The notion of SWB is often confused with capabilities, but this concept has a different genus. It can be attributed to Amartya Sen, who argued that society is interested with what you can do or be (ie, capabilities), and not just what you actually choose (or happen) to do or be (which he calls functioning).This addresses the fact that we may not choose to walk to the shops, but we value the ability to do so.

The development of online valuation methods has had a major impact on the field, and this is likely to continue. Nevertheless, we would voice a note of caution and recommend that more time be spent in allowing respondents time to deliberate on their answers because the numbers will have such an important application in informing the allocation of scarce resources.

Finally, there has been an ongoing argument on the role of patient values or experience-based values, and we expect this debate to continue. To date, this perspective has seen little take-up by decision makers and there are significant technical problems to obtaining representative and meaningful values that reflect just the health state. We anticipate that the use of experience-based values may play into an agenda to increase the patient voice, but the issue is a normative one of whose values should be used to inform resource allocation in a publicly funded system. Many decision makers are likely to continue to want to focus on health and maintain consistency with past decisions. As the decision of whether and when to adopt the 5-level EQ-5D by NICE shows, consistency with past decisions is key, and any new measure, change in whether the measure captures beyond health, or any method of valuation will be subject to far greater scrutiny than the original 3-level EQ-5D and its value sets.


Implications for value improvement

The big shift that has taken place has been the paradigm shift from focusing only on the quality of the inputs to a focus on outcomes but whose outcomes?

Good work has been done to develop objective measures of outcomes that can be used for comparative purposes, the Oxford Knee Score but this needs to be complemented by the measurement of outcomes that matter to patients.

The most respected is the EQ-5D but this paper points out that there are other dimensions that need to be covered to measure capabilities and SWB Subjective Well-being more accurately. However so few services are using even the EQ-5D that to call for a more comprehensive tool is not the central issue . We need to get more services indeed all services, particularly elective surgery services, to identify explicitly what is bothering the person called the patient most and to ascertain the outcome related to that problem. he technology is simple

The people we call patients need to be asked to think about and write down what is bothering them most before they come for the face to face consultation, using a simple prompt

• What is bothering you most?
• What do you hope the health service can do about what is bothering you most?
Then , after the intervention, asking

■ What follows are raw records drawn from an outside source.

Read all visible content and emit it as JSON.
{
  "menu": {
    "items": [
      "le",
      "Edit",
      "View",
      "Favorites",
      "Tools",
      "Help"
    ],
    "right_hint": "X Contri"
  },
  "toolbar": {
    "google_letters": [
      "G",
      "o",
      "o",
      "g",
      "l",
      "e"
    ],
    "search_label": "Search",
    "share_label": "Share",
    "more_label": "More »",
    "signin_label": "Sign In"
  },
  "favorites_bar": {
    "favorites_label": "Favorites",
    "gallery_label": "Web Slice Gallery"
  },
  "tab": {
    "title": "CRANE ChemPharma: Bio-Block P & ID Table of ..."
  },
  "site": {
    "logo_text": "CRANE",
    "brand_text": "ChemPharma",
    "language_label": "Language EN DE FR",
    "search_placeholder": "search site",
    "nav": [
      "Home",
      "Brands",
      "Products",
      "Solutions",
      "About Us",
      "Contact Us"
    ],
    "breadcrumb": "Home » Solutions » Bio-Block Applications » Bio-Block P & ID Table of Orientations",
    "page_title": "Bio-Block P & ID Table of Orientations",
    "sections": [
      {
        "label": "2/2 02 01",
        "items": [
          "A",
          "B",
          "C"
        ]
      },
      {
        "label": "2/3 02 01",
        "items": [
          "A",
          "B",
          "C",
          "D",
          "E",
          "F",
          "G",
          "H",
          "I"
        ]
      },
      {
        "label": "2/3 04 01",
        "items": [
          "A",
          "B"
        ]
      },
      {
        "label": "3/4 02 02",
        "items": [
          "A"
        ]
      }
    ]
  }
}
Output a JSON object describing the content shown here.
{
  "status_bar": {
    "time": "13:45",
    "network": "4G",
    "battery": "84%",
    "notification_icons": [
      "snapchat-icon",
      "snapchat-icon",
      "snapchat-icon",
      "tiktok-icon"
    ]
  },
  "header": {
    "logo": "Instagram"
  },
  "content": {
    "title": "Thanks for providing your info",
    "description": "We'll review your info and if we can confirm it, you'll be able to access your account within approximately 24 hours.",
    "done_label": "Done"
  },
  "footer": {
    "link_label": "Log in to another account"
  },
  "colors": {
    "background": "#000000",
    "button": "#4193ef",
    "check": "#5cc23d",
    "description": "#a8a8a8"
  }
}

• Since you had our treatment is the problem that is bothering you most,

  • Better?
  • The same?
  • Worse?

We need to focus not only on outcomes of importance to the health and social care but also on outcomes that matter to the people called patients